WHAT YOU SHOULD DO: State the number of lines in the records that contain "JSON", with no other words.

Interface dataset entries:

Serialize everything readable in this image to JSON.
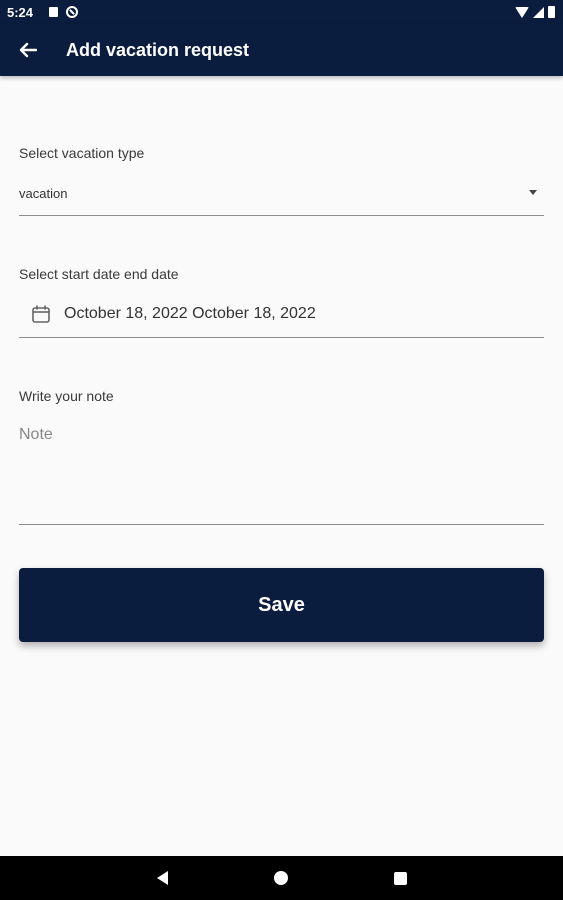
{
  "status_bar": {
    "time": "5:24"
  },
  "app_bar": {
    "title": "Add vacation request",
    "back_icon": "arrow-left-icon"
  },
  "form": {
    "vacation_type": {
      "label": "Select vacation type",
      "value": "vacation"
    },
    "dates": {
      "label": "Select start date end date",
      "value": "October 18, 2022 October 18, 2022",
      "icon": "calendar-icon"
    },
    "note": {
      "label": "Write your note",
      "placeholder": "Note",
      "value": ""
    },
    "save_label": "Save"
  },
  "colors": {
    "primary": "#0b1d3f",
    "background": "#fafafa",
    "underline": "#8d8d8d"
  }
}
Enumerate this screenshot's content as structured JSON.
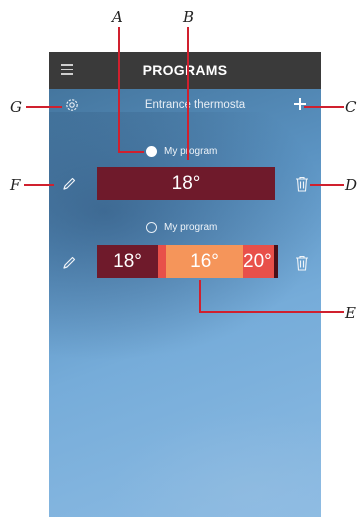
{
  "header": {
    "title": "PROGRAMS"
  },
  "device": {
    "name": "Entrance thermosta"
  },
  "programs": [
    {
      "name": "My program",
      "selected": true,
      "segments": [
        "18°"
      ]
    },
    {
      "name": "My program",
      "selected": false,
      "segments": [
        "18°",
        "16°",
        "20°"
      ]
    }
  ],
  "annotations": {
    "A": "A",
    "B": "B",
    "C": "C",
    "D": "D",
    "E": "E",
    "F": "F",
    "G": "G"
  },
  "colors": {
    "topbar": "#3a3a3a",
    "dark_red": "#6f1a2b",
    "orange": "#f5955a",
    "red": "#e8504a",
    "annotation": "#d0202e"
  }
}
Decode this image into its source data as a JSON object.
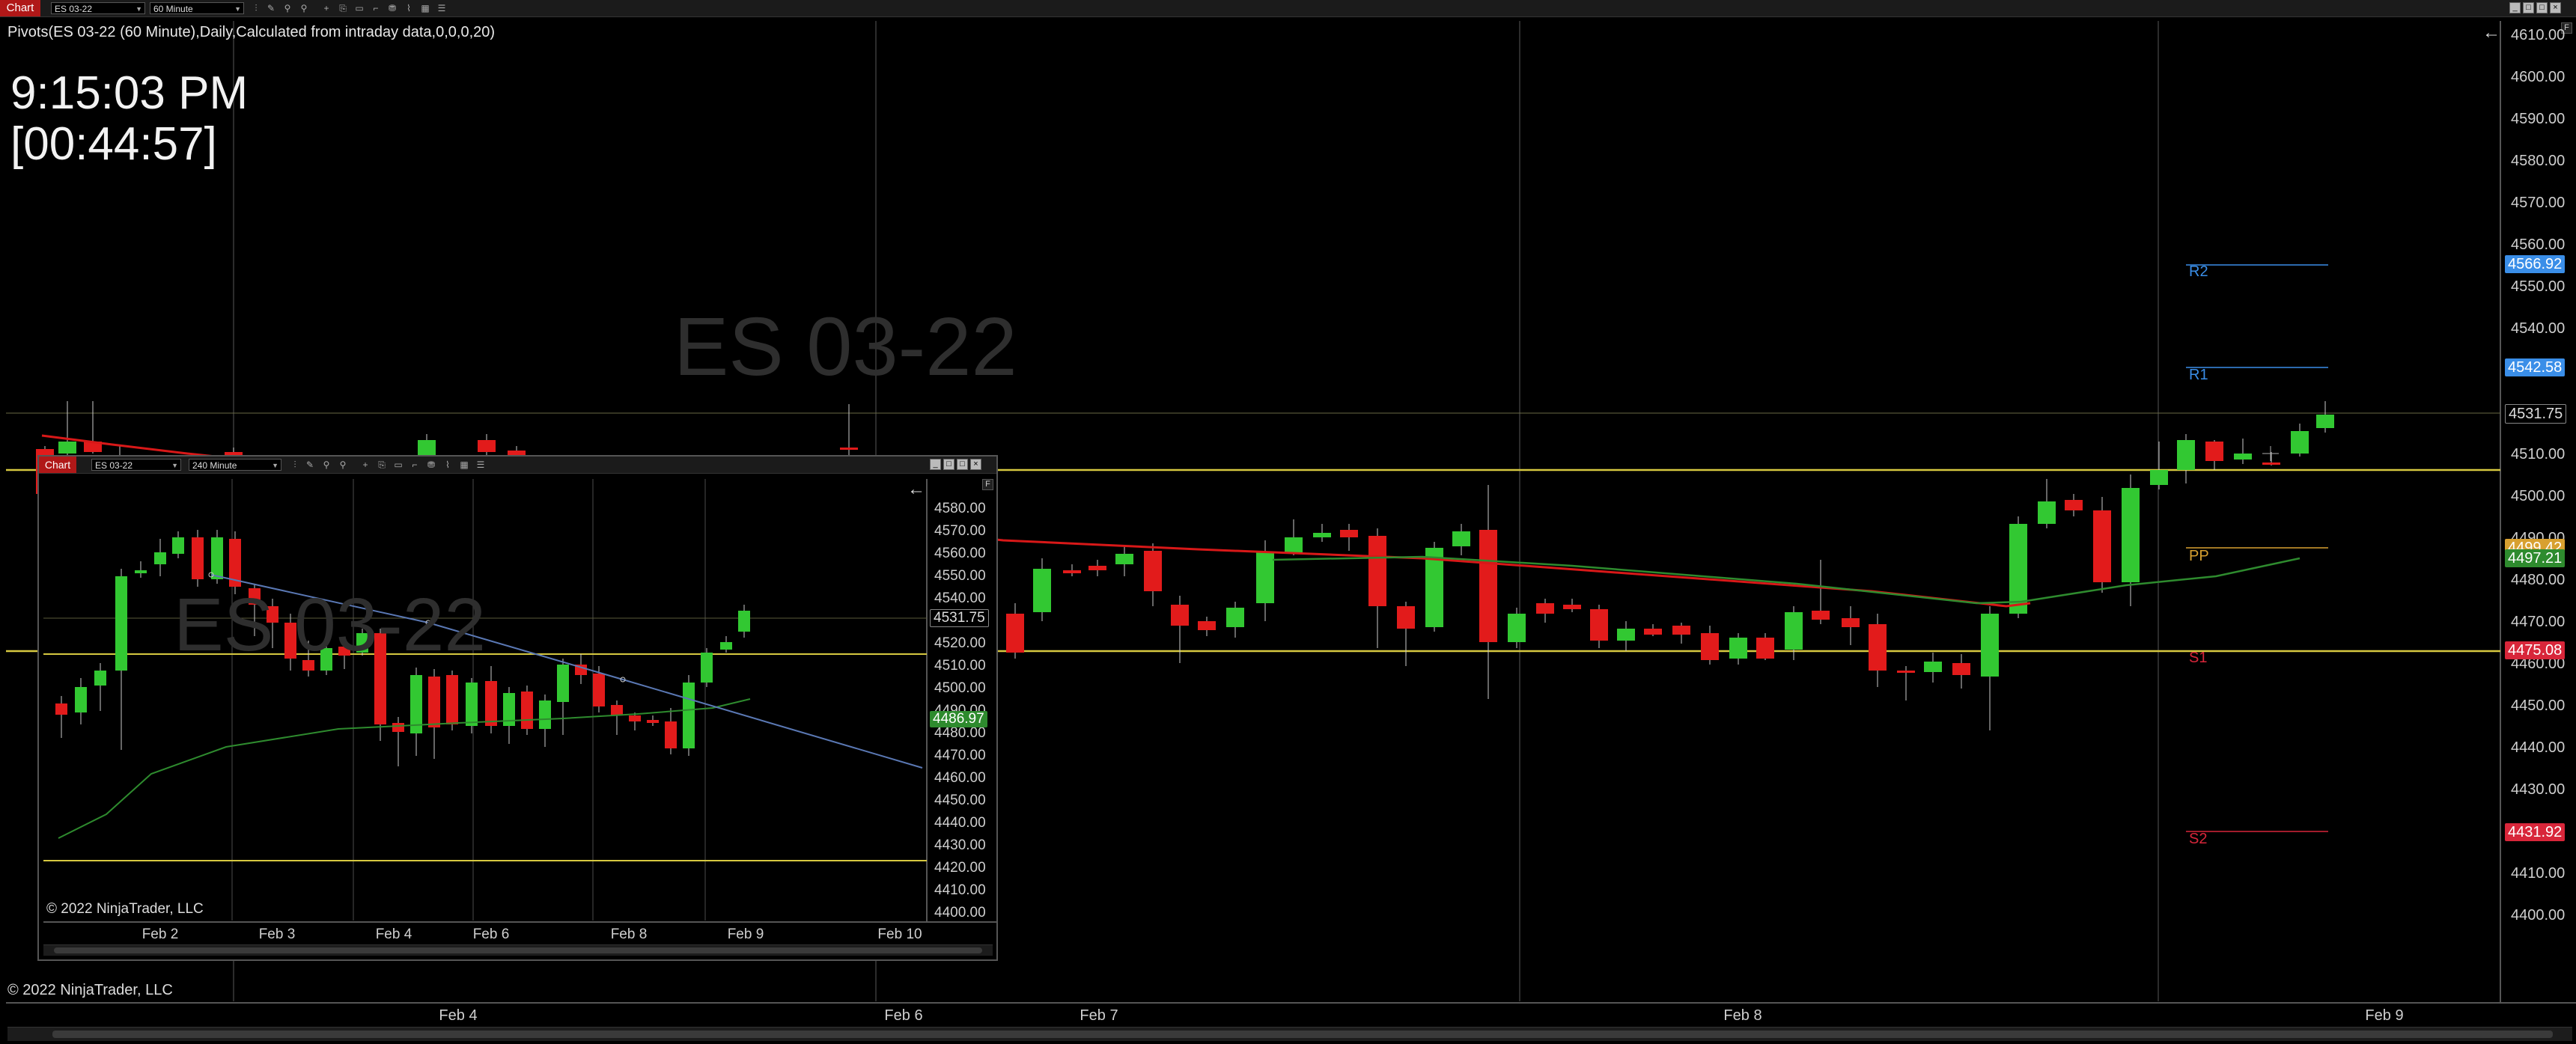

YOUR SOLUTION: 3